Although solar power is currently a relatively small component of total US power usage, its share is growing rapidly. Given its renewable and non-polluting nature, political and social pressure to address climate change issues will continue to increase demand for solar power. Figure 1 shows the recently completed Crescent Dunes Solar Energy Project with a capacity of 110 MW of electricity, which is just one of the utility scale solar plants brought on-line in 2015, comprising approximately 4.8 GW of new solar power capacity.
The major pros of solar power are:
- Clean energy requiring no combustion and emits no greenhouse gasses.

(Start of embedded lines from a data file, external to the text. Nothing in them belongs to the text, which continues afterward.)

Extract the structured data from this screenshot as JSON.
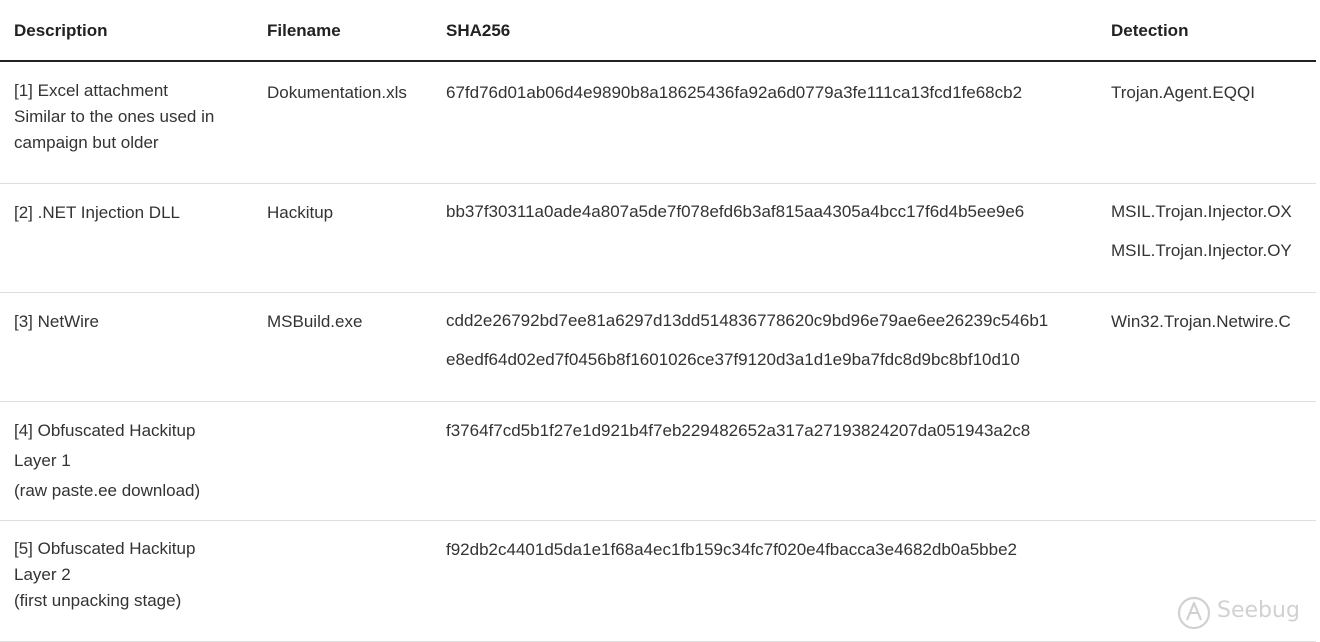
{
  "table": {
    "headers": {
      "description": "Description",
      "filename": "Filename",
      "sha256": "SHA256",
      "detection": "Detection"
    },
    "rows": [
      {
        "description": [
          "[1] Excel attachment",
          "Similar to the ones used in",
          "campaign but older"
        ],
        "filename": "Dokumentation.xls",
        "sha256": [
          "67fd76d01ab06d4e9890b8a18625436fa92a6d0779a3fe111ca13fcd1fe68cb2"
        ],
        "detection": [
          "Trojan.Agent.EQQI"
        ]
      },
      {
        "description": [
          "[2] .NET Injection DLL"
        ],
        "filename": "Hackitup",
        "sha256": [
          "bb37f30311a0ade4a807a5de7f078efd6b3af815aa4305a4bcc17f6d4b5ee9e6"
        ],
        "detection": [
          "MSIL.Trojan.Injector.OX",
          "MSIL.Trojan.Injector.OY"
        ]
      },
      {
        "description": [
          "[3] NetWire"
        ],
        "filename": "MSBuild.exe",
        "sha256": [
          "cdd2e26792bd7ee81a6297d13dd514836778620c9bd96e79ae6ee26239c546b1",
          "e8edf64d02ed7f0456b8f1601026ce37f9120d3a1d1e9ba7fdc8d9bc8bf10d10"
        ],
        "detection": [
          "Win32.Trojan.Netwire.C"
        ]
      },
      {
        "description": [
          "[4] Obfuscated Hackitup",
          "Layer 1",
          "(raw paste.ee download)"
        ],
        "filename": "",
        "sha256": [
          "f3764f7cd5b1f27e1d921b4f7eb229482652a317a27193824207da051943a2c8"
        ],
        "detection": []
      },
      {
        "description": [
          "[5] Obfuscated Hackitup",
          "Layer 2",
          "(first unpacking stage)"
        ],
        "filename": "",
        "sha256": [
          "f92db2c4401d5da1e1f68a4ec1fb159c34fc7f020e4fbacca3e4682db0a5bbe2"
        ],
        "detection": []
      }
    ]
  },
  "watermark": {
    "text": "Seebug",
    "icon": "seebug-logo-icon"
  }
}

- Inexhaustible and abundant "fuel" supply wherever the sun shines. Figure 2 illustrates the electrical generation potential (in terrawatt-years) for each energy source on Earth, illustrating that solar potential dwarfs all others and could provide about 1,000 times as much energy as the entire world is projected to need in the year 2050. A single year of solar power also exceeds the total recoverable power potential from all non-renewable sources combined.

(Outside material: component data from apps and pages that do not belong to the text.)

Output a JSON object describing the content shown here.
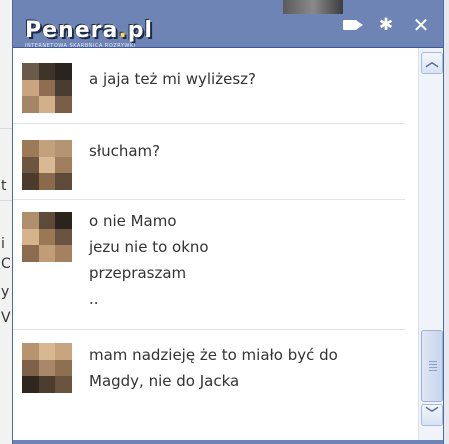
{
  "watermark": {
    "logo_main": "Penera",
    "logo_dot": ".",
    "logo_tld": "pl",
    "tagline": "INTERNETOWA SKARBNICA ROZRYWKI"
  },
  "titlebar": {
    "icons": [
      "video-icon",
      "gear-icon",
      "close-icon"
    ]
  },
  "background": {
    "left_fragments": [
      "t",
      "i",
      "C",
      "y",
      "V"
    ]
  },
  "messages": [
    {
      "lines": [
        "a jaja też mi wyliżesz?"
      ]
    },
    {
      "lines": [
        "słucham?"
      ]
    },
    {
      "lines": [
        "o nie Mamo",
        "jezu nie to okno",
        "przepraszam",
        ".."
      ]
    },
    {
      "lines": [
        "mam nadzieję że to miało być do",
        "Magdy, nie do Jacka"
      ]
    }
  ],
  "scrollbar": {
    "up_glyph": "︿",
    "down_glyph": "﹀"
  },
  "colors": {
    "titlebar": "#6d84b4",
    "border": "#3b5998",
    "text": "#333333"
  }
}
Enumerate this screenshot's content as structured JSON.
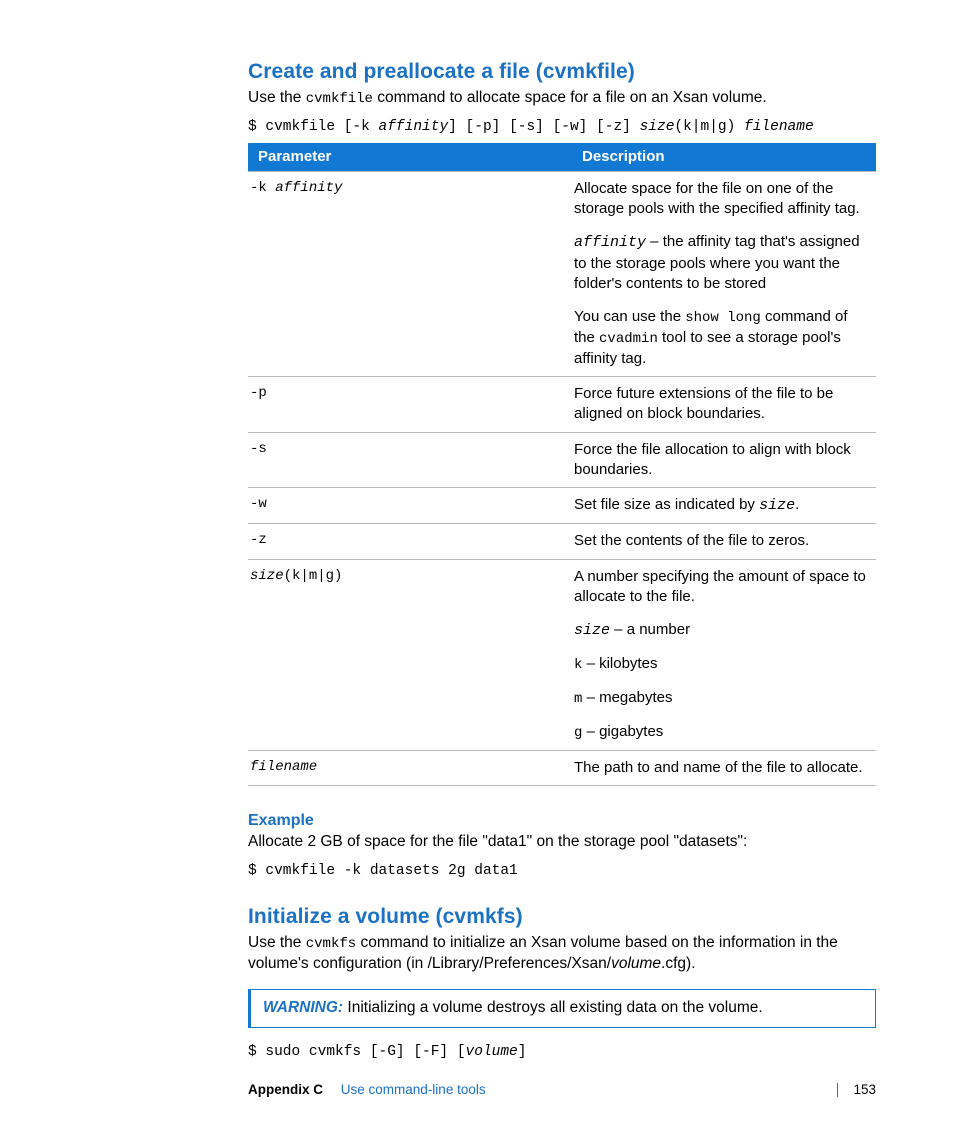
{
  "section1": {
    "heading": "Create and preallocate a file (cvmkfile)",
    "intro_pre": "Use the ",
    "intro_code": "cvmkfile",
    "intro_post": " command to allocate space for a file on an Xsan volume.",
    "cmd_prefix": "$ cvmkfile [-k ",
    "cmd_aff": "affinity",
    "cmd_mid": "] [-p] [-s] [-w] [-z] ",
    "cmd_size": "size",
    "cmd_units": "(k|m|g) ",
    "cmd_fname": "filename"
  },
  "table": {
    "h1": "Parameter",
    "h2": "Description",
    "rows": {
      "r1p_a": "-k ",
      "r1p_b": "affinity",
      "r1a": "Allocate space for the file on one of the storage pools with the specified affinity tag.",
      "r1b_code": "affinity",
      "r1b_rest": " – the affinity tag that's assigned to the storage pools where you want the folder's contents to be stored",
      "r1c_a": "You can use the ",
      "r1c_code1": "show long",
      "r1c_b": " command of the ",
      "r1c_code2": "cvadmin",
      "r1c_c": " tool to see a storage pool's affinity tag.",
      "r2p": "-p",
      "r2d": "Force future extensions of the file to be aligned on block boundaries.",
      "r3p": "-s",
      "r3d": "Force the file allocation to align with block boundaries.",
      "r4p": "-w",
      "r4d_a": "Set file size as indicated by ",
      "r4d_code": "size",
      "r4d_b": ".",
      "r5p": "-z",
      "r5d": "Set the contents of the file to zeros.",
      "r6p": "size",
      "r6p_units": "(k|m|g)",
      "r6a": "A number specifying the amount of space to allocate to the file.",
      "r6b_code": "size",
      "r6b_rest": " – a number",
      "r6c_code": "k",
      "r6c_rest": " – kilobytes",
      "r6d_code": "m",
      "r6d_rest": " – megabytes",
      "r6e_code": "g",
      "r6e_rest": " – gigabytes",
      "r7p": "filename",
      "r7d": "The path to and name of the file to allocate."
    }
  },
  "example": {
    "heading": "Example",
    "text": "Allocate 2 GB of space for the file \"data1\" on the storage pool \"datasets\":",
    "cmd": "$ cvmkfile -k datasets 2g data1"
  },
  "section2": {
    "heading": "Initialize a volume (cvmkfs)",
    "intro_pre": "Use the ",
    "intro_code": "cvmkfs",
    "intro_mid": " command to initialize an Xsan volume based on the information in the volume's configuration (in /Library/Preferences/Xsan/",
    "intro_ital": "volume",
    "intro_post": ".cfg).",
    "warn_label": "WARNING:  ",
    "warn_text": "Initializing a volume destroys all existing data on the volume.",
    "cmd_a": "$ sudo cvmkfs [-G] [-F] [",
    "cmd_vol": "volume",
    "cmd_b": "]"
  },
  "footer": {
    "appendix": "Appendix C",
    "chapter": "Use command-line tools",
    "page": "153"
  }
}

- Extremely versatile from individual rooftop systems, to distributed generation with multiple medium size systems, to large commercial scale systems.
- Technology exists today and is rapidly improving.

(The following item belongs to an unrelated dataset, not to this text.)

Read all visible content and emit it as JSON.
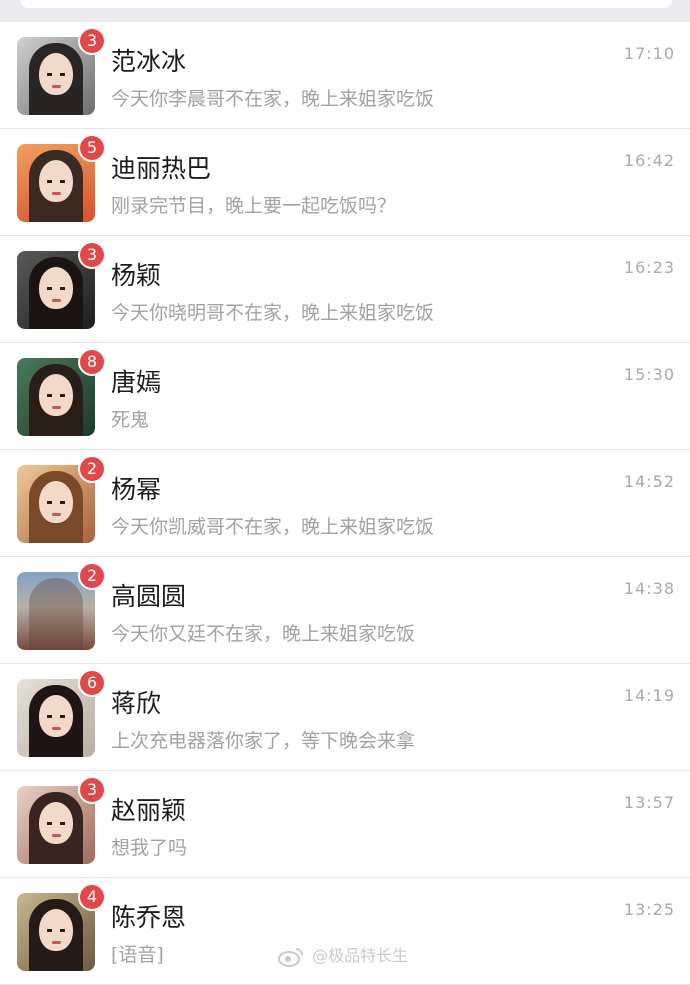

- Silent and no moving parts.
- Generates DC power and can be used to provide power for many uses without conversion to AC.
- Components have 25-30 year life and require minimal maintenance.
- Relatively low operating costs.
The major cons are:
- Intermittent source that is not available at night or under clouds, although new technology such as Concentrated Solar Power plants with molen salt storage as well as improving battery storage technology can help overcome this limitation.
- User requires storage or grid connection for round-the-clock electrical power.
- Relatively high initial cost, especially with storage, although cost is reducing rapidly, with utility scale solar plants experiencing a drop in cost of over 15% in 2015. See the OWOE Topic: How much does it cost to build a new power plant?
- Requires additional hardware (inverter) to convert DC to AC current for typical power uses.
- Less available to supply heating demand (time of day and season).
- Exotic materials required in photovoltaic systems, although new technology and new materials are beginning to address this issue.
- Requires a relatively large amount of open space with associated aesthetic issues.
- Relatively low efficiency (around 17-40 percent), although efficiency values have been steadily increasing with technology advancements.
- Distributed solar power (e.g. rooftop or community) will require modifications to current power generation infrastructure, which is based on large power generating plants located a long distance from the consumer.
With the sharp decline in the cost of solar generated power of the past few years, solar power is now the least expensive form of new energy development on a per Kwh basis in some markets, even considering the historically low price for natural gas. This is in part due to the US Investment Tax Credit, ITC, which gives developers a 30% tax credit for solar plant capital investments. At the end of 2015 the US Congress voted to extend the solar Investment Tax Credit (ITC) for another 5 years, which should help maintain investment in new solar power and help continue to drive down costs. It is not unreasonable to expect that there will be further declines in solar cost, and solar should be very cost competitive in the future, and the best solution in many situations, even without credits.
Of all energy sources, solar power has the greatest potential for technological advances to further reduce cost and improve efficiency.